Wale’s talent stretches much further than most give him credit for. He can transition from spoken word to double time rapping to crooning alongside an R&B artist without you even noticing how versatile his skillset is. Much of the spoken word and lyrical showcases are absent on SHINE. That’s less criticism and more observation as it’s clear that deep political statements and 64 bar verses are not what this album is about. The best showcase of all of his skills is ‘Scarface Rozay Gotti’ as he half sings a hook that weaves its way into your brain and then mixes it up with a variety of flows and cadences. ‘Gotti’ is one of only five songs where Wale flies solo here. ‘Mathematics’, which falls in the middle of the tracklist is another, and it feels out of place. Over a darker, grimy beat, Wale breaks up the atmosphere that he’s created in the first half. It’s not necessarily a sub-par track in its own right, but more so a puzzling inclusion within the sequencing of the album. Wale continues to show his versatility alongside G-Eazy on ‘Fashion Week’ and Travis Scott on ‘Fish N Grits’. On the former he trades verses over a bouncing beat and the latter he enters Travis Scott’s world and adapts his own style to it. They are some of the better songs on SHINE.
Where the album begins to falter is in its lack of standout moments. With every Wale release, you’ve always been able to count on at least 4-5 great tracks that would remain in rotation for many weeks-months throughout the year. Such is not the case with SHINE. There are some good records, but none that match the highs of any of the great tracks from The Album About Nothing. ‘My PYT’ was included simply because of its decent run on radio and its inclusion feels out of place and more like a label decision than a Wale one. Songs like ‘DNA’ and ‘Fine Girl’ also fall short as they sound like songs Wale has already done better before. There’s an immense amount of talent spread across the runtime of SHINE, but the summation lands somewhere between easy listening and disappointment.
In theory, SHINE should be THE Wale album. The moment where he finally puts all of the pieces together and reaches the potential we all know he’s capable of. It clearly didn’t work out that way. This is an album that set out to be a breezy summertime pleasure. An album that you could throw on at cookouts, on beach days, at parties, etc. While it wouldn’t sound out of place playing in any of these settings, it fails due to Wale’s lack of commitment to the theme. The music is fun, but fun isn’t familiar from Wale. It’s an album that’s begging him to completely let loose and make music without thinking about the critics. SHINE sounds like Wale is making music for everyone but himself, perhaps because our ears are being challenged. There’s bright spots littered throughout, but by attempting to please a larger crowd, the crowd largely turned their attention elsewhere. Wale’s been here before and he’s bounced back. He’ll bounce back again. He always does. Wale’s relentless aspiration to be the best is something that seems like will never escape him.

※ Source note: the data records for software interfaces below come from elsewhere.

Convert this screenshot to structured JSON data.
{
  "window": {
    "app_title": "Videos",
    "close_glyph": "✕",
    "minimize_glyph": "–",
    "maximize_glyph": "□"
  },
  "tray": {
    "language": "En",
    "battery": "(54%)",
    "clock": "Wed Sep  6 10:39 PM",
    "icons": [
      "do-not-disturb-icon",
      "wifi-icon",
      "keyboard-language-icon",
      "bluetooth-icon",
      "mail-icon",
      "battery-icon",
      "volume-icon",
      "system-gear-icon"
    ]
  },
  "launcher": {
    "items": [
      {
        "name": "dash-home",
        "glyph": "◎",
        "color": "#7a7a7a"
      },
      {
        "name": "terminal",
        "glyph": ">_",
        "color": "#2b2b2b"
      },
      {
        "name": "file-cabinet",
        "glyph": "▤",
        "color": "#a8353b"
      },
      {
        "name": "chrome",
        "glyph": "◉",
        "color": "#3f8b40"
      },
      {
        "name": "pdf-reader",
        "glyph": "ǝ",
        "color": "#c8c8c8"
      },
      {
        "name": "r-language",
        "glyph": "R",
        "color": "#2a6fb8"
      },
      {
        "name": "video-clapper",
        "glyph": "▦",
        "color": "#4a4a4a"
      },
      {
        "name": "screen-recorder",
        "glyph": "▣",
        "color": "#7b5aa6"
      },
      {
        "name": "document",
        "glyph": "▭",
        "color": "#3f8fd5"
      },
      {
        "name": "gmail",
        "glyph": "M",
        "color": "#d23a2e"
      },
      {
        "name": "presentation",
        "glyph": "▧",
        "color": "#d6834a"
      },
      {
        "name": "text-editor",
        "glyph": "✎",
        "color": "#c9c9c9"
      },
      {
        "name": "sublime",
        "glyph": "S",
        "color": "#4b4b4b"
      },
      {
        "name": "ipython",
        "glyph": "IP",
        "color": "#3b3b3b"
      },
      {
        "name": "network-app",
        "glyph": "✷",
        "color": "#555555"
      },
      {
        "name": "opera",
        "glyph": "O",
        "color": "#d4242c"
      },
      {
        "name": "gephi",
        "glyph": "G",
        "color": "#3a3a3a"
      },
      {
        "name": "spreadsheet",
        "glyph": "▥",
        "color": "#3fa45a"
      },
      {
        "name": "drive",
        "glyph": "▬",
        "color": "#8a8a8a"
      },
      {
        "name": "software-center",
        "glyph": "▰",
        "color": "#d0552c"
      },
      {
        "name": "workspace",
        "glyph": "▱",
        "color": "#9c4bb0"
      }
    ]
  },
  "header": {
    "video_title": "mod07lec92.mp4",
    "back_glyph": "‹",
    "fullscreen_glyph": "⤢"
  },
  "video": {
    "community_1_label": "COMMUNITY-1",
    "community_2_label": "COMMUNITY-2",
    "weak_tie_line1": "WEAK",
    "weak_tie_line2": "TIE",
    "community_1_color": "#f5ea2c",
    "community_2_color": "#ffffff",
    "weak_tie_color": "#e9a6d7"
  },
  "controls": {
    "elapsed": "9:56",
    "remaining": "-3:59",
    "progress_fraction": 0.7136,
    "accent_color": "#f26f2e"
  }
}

It’s admirable, but you have to wonder if he’ll ever reach the heights that allow him to rest easy at night.
Repeatable: ‘My Love’, ‘Fashion Week’, ‘Scarface Rozay Gotti’, ‘Fish N Grits’
Skippable: ‘Mathematics’, ‘My PYT’
By Scott Evans